Progressive (PGR - Get Report) is due for a dividend decrease. For Progressive, dividends aren't set arbitrarily by management; instead, they're calculated based on the firm's financial performance. It's a good approach because it ensures that shareholders (and management) get compensated in kind with the firm's performance.
But income dropped 29% in the first quarter and another 52% in the second quarter, so a cut to the firm's payout looks likely, even if the third quarter is showing early improvement.
Progressive is one of the four biggest auto insurers in the country, with more than 12 million policies and 35,000 independent agents in its network. Progressive is one of the best risk managers in the insurance industry, embracing new technologies like the firm's Snapshot chips, which drivers can opt to plug into their cars' computers to record driving patterns and determine better risk-adjusted rates. But as the insurance industry becomes more and more commoditized, the firm with the best price wins. And PGR can't compete with mutuals like State Farm and Liberty Mutual who don't care about profitability.
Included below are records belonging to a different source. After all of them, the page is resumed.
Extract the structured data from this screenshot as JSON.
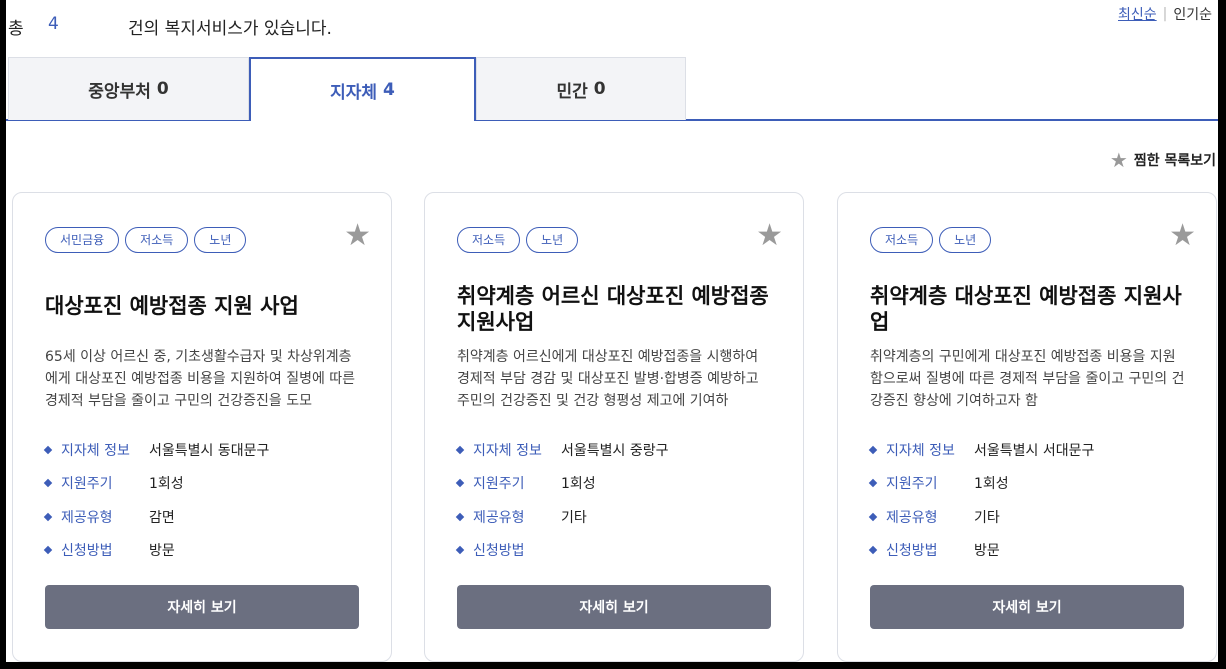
{
  "summary": {
    "total_label": "총",
    "total_count": "4",
    "suffix": "건의 복지서비스가 있습니다."
  },
  "sort": {
    "active": "최신순",
    "other": "인기순"
  },
  "tabs": [
    {
      "label": "중앙부처",
      "count": "0"
    },
    {
      "label": "지자체",
      "count": "4"
    },
    {
      "label": "민간",
      "count": "0"
    }
  ],
  "favorites_link": "찜한 목록보기",
  "info_labels": {
    "region": "지자체 정보",
    "cycle": "지원주기",
    "type": "제공유형",
    "method": "신청방법"
  },
  "detail_label": "자세히 보기",
  "cards": [
    {
      "tags": [
        "서민금융",
        "저소득",
        "노년"
      ],
      "title": "대상포진 예방접종 지원 사업",
      "desc": "65세 이상 어르신 중, 기초생활수급자 및 차상위계층에게 대상포진 예방접종 비용을 지원하여 질병에 따른 경제적 부담을 줄이고 구민의 건강증진을 도모",
      "region": "서울특별시 동대문구",
      "cycle": "1회성",
      "type": "감면",
      "method": "방문"
    },
    {
      "tags": [
        "저소득",
        "노년"
      ],
      "title": "취약계층 어르신 대상포진 예방접종 지원사업",
      "desc": "취약계층 어르신에게 대상포진 예방접종을 시행하여 경제적 부담 경감 및 대상포진 발병·합병증 예방하고 주민의 건강증진 및 건강 형평성 제고에 기여하",
      "region": "서울특별시 중랑구",
      "cycle": "1회성",
      "type": "기타",
      "method": ""
    },
    {
      "tags": [
        "저소득",
        "노년"
      ],
      "title": "취약계층 대상포진 예방접종 지원사업",
      "desc": "취약계층의 구민에게 대상포진 예방접종 비용을 지원함으로써 질병에 따른 경제적 부담을 줄이고 구민의 건강증진 향상에 기여하고자 함",
      "region": "서울특별시 서대문구",
      "cycle": "1회성",
      "type": "기타",
      "method": "방문"
    }
  ],
  "icons": {
    "star": "star-icon",
    "favorite": "star-icon"
  },
  "colors": {
    "accent": "#3d5db8",
    "button": "#6b6f80",
    "star": "#9a9a9a"
  }
}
While Progressive should be lauded for its strong management, its risk aversion, and its scale, 2012's financial performance simply hasn't justified a bigger annual dividend at the end of the year. That's why a cut to PGR's 40.72-cent annual payout looks likely. Currently, Progressive yields around 2%.